Thursday, April 10, 2008
America's Image on Torture
It is not only the military that needs examination
I have three points to offer:
Point 1: Has anyone ever surveyed or done a deep investigation of US police departments’ treatment of captured offenders? We have seen isolated Vcam instances on TV, but I suspect such behavior is far more rampant.
As to publicity of such actions, we have shipped overseas many films that depict just such actions by our police every year, for the “enjoyment” of foreign audiences. Even in Holland, a number of Dutchmen have commented on the brutality seen over and over in flim after film, and have asked if such behavior was the norm in the US. The point being that if the films are a success at the box office in the US, what does that say about the public’s thirst for brutality?
Yes, it is most often a fictional portrayal that they see, but to see these films year after year raises questions. Are we really this brutal? Does this happen often? Why does the film industry spew out ths sort of thing in volume every year? It sells.
The America haters seize on our penchant for brutality in films as evidence of a failed culture, and they are not at all surprised to see evidence coming from Iraq (and from the US, too!) that we do in fact practice forms of torture and brutality, though they have been shocked by it—for sure. This only confirms what they have suspected all along, I suggest.
We therefore have fostered a negative image in many places that has been nutured by our export of films showing lawlessness, brutality in jails, and violence on the streets, and then confirmed it all by published scenes from our overseas prisons in Iraq.

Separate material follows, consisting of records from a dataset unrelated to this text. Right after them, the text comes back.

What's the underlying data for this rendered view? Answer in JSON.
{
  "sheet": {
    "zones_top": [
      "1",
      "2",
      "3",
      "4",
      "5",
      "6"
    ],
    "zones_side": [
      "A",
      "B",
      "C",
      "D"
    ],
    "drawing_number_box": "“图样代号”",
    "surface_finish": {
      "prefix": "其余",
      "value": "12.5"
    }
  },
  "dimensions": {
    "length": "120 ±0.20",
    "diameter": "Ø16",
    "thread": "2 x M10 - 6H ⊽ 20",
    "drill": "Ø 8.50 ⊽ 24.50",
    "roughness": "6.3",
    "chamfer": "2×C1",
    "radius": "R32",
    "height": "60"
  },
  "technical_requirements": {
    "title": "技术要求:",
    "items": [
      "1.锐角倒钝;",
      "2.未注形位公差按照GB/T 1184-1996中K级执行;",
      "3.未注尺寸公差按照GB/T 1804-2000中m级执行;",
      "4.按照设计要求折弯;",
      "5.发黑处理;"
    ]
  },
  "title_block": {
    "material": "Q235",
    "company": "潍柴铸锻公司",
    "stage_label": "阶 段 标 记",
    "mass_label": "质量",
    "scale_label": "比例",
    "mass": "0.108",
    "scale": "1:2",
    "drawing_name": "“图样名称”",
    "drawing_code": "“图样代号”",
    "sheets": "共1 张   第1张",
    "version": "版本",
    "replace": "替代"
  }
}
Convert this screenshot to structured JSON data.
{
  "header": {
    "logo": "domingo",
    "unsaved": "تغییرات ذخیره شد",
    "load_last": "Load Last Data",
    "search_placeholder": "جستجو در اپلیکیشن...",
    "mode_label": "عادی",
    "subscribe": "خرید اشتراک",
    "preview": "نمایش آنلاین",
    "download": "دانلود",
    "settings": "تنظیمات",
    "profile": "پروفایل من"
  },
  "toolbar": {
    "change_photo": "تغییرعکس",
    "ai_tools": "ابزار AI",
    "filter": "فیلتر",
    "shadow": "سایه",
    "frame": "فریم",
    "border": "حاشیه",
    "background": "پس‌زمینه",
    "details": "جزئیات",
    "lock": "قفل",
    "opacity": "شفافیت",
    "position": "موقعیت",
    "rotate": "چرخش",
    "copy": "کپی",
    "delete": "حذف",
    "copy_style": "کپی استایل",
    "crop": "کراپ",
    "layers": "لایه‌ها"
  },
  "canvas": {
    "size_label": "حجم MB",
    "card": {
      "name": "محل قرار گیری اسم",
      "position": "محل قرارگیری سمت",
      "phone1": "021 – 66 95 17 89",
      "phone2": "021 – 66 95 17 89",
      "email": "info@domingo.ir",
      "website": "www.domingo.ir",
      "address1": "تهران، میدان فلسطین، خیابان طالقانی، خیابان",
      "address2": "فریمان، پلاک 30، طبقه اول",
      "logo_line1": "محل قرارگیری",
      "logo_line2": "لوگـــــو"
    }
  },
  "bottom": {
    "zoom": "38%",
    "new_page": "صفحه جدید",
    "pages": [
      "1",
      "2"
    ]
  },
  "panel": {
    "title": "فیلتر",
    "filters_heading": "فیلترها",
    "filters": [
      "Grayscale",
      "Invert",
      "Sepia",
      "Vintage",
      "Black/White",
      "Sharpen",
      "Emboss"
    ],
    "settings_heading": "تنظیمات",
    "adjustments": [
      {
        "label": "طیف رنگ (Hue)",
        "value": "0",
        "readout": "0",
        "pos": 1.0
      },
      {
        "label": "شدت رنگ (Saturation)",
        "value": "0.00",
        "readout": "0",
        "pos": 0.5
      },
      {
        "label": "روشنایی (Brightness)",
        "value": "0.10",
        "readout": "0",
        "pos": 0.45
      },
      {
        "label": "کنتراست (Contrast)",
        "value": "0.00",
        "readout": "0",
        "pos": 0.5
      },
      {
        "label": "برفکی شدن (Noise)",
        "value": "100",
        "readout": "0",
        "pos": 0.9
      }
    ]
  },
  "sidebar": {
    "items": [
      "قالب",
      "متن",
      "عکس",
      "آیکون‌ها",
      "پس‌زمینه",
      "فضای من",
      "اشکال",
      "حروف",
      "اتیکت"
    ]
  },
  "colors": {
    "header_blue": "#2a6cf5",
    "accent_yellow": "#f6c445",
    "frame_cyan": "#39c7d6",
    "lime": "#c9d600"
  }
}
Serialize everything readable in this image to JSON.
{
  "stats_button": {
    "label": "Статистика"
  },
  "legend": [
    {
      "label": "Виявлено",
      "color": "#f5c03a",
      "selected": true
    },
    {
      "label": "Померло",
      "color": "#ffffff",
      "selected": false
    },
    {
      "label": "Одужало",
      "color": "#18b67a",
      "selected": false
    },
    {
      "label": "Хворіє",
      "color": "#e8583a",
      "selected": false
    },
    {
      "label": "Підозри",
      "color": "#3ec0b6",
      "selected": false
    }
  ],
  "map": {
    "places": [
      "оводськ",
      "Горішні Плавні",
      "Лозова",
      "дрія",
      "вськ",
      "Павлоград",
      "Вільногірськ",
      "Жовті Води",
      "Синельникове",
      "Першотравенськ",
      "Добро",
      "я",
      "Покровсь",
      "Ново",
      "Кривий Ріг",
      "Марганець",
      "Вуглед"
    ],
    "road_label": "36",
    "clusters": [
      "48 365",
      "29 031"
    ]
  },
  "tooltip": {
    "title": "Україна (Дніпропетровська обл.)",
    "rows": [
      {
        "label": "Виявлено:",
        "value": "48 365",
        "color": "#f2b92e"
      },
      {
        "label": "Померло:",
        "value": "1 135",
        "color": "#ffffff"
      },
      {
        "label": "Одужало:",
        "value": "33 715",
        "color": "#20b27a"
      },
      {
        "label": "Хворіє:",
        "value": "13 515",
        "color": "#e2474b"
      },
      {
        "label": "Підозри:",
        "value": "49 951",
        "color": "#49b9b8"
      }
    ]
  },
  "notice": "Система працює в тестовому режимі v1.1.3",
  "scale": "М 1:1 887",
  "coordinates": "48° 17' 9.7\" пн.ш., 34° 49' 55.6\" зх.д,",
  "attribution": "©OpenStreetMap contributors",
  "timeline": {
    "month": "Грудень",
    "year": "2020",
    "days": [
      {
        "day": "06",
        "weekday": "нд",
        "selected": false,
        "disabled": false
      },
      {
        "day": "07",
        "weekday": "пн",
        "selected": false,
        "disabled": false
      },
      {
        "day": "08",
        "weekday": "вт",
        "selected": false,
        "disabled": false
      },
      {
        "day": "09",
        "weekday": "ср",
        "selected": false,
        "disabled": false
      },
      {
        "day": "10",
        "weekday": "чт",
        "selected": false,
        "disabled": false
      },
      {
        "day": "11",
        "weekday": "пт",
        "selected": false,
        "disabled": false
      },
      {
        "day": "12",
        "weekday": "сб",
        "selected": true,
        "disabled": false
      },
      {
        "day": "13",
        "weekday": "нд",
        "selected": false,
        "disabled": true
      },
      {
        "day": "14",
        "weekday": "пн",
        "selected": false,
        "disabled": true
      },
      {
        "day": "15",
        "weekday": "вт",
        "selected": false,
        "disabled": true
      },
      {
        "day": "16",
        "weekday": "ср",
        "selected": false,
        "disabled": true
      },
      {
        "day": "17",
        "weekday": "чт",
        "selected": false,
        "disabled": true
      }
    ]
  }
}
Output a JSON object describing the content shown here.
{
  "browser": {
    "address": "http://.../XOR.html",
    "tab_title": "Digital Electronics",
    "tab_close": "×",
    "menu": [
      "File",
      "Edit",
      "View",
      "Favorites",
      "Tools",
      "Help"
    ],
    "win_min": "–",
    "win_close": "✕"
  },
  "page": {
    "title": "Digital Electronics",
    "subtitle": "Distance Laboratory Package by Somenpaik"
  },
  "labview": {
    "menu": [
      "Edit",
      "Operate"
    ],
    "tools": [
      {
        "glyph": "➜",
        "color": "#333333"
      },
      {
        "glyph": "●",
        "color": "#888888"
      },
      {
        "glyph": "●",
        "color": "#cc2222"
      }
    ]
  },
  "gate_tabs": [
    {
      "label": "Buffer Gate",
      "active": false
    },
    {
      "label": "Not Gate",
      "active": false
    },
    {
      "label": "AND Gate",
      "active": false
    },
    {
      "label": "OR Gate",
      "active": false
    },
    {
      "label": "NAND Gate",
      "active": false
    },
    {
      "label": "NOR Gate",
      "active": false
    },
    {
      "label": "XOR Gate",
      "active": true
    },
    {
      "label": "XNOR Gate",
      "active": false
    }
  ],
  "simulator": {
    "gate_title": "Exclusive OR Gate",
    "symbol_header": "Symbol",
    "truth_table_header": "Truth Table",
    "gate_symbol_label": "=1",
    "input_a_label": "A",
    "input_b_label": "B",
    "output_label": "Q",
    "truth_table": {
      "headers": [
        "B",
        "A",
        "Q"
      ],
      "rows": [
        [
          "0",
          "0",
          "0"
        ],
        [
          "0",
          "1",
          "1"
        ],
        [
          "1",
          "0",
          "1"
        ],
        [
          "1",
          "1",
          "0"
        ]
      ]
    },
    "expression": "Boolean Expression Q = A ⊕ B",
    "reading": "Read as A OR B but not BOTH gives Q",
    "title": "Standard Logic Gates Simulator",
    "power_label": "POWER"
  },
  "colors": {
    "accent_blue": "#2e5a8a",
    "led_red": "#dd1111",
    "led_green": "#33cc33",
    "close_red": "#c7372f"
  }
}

The bottom line is that we have a lot of cleaning up to do to reverse this image of brutality—and the fact of brutality—in the US. However, I sincerely doubt that we can shift the film industry, and the public, away from their current love of violent films.
Point 2: The next President should not only have the Justice Department investigate and prosecute US violators of the laws regarding real torture in the US and in overseas theaters. He should also have them perform deep investigations nation-wide into our police departments and their violations of the rights of citizens and others in their custody.
Point 3: Of course, I have left out the definition of “real torture,” but it most certainly must include serious bodily harm. I reiterate my previous position, however, that regardless of the definitions, investigations, prosecutions, and the laws passed, some forms of torture will continue to be practiced as the situation warrants it—but now by using far more circumspect and secret measures.